### Exercise prompt
If a line in the data holds "this", copy that line out in full.

Items from an interface collection:
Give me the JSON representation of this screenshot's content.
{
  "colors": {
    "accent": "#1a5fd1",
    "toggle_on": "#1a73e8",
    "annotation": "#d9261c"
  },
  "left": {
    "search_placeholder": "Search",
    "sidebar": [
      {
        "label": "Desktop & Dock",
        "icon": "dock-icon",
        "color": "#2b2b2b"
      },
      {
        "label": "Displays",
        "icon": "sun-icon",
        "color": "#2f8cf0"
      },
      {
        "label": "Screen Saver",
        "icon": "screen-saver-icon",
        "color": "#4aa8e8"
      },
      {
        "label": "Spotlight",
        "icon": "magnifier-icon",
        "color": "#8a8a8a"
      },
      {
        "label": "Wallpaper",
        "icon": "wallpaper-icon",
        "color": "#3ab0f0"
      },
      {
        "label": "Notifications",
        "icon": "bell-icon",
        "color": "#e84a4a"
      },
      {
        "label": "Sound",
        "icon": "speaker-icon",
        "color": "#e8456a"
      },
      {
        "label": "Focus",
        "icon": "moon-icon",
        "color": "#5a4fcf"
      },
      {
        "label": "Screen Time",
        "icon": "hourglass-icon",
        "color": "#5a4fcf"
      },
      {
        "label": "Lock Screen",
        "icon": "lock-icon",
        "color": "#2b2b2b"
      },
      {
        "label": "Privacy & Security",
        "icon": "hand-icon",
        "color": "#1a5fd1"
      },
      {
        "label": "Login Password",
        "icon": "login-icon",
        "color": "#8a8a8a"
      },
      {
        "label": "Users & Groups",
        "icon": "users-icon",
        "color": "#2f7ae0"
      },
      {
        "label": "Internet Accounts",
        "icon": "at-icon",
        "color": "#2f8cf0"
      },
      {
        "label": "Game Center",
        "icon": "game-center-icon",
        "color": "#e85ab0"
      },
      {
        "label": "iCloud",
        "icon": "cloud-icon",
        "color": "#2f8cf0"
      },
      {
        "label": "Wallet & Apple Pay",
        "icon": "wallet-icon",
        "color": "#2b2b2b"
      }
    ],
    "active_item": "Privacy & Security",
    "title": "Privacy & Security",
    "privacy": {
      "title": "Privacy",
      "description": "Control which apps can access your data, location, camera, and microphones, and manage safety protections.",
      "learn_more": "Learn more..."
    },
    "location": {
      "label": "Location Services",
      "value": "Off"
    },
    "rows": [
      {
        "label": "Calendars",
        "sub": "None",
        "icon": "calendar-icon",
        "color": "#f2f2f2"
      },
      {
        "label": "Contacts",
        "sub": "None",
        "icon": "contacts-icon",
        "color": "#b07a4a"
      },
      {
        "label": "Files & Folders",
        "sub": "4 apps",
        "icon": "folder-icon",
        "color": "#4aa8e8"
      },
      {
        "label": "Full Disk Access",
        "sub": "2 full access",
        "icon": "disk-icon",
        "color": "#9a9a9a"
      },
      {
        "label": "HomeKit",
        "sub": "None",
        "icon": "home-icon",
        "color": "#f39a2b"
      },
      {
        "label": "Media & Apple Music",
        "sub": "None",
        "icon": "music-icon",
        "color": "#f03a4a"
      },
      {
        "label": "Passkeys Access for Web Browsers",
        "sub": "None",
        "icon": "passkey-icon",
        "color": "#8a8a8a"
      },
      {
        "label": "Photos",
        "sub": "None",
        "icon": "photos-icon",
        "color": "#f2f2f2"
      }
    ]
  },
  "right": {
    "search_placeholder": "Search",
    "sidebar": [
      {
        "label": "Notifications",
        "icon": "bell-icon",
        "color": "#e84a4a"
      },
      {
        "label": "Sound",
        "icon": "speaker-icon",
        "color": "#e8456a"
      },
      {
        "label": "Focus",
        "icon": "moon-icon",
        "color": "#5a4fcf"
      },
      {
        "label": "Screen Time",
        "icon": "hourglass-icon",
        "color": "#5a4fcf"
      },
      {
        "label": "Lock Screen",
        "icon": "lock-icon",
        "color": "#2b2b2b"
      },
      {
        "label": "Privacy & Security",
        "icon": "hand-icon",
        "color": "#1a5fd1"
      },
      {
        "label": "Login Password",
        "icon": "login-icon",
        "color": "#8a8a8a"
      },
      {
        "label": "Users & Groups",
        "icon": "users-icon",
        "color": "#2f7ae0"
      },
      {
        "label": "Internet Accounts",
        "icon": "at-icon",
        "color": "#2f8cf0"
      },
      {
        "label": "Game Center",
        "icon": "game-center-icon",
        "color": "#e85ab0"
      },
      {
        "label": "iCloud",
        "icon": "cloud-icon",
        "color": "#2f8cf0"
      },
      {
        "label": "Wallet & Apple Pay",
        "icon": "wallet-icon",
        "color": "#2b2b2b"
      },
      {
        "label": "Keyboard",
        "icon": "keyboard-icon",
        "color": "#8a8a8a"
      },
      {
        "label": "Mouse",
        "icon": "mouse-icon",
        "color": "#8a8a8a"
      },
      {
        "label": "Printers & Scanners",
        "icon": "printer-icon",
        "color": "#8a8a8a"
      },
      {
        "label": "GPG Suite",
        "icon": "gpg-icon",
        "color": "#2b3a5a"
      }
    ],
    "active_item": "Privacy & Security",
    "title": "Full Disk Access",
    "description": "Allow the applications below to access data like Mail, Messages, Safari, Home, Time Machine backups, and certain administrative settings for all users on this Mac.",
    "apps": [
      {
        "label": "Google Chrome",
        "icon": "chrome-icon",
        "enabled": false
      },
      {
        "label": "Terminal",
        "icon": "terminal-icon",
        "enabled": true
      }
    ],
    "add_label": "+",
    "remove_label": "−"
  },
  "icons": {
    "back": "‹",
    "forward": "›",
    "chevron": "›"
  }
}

### Exercise response
Give me the JSON representation of this screenshot's content.
    "description": "Allow the applications below to access data like Mail, Messages, Safari, Home, Time Machine backups, and certain administrative settings for all users on this Mac.",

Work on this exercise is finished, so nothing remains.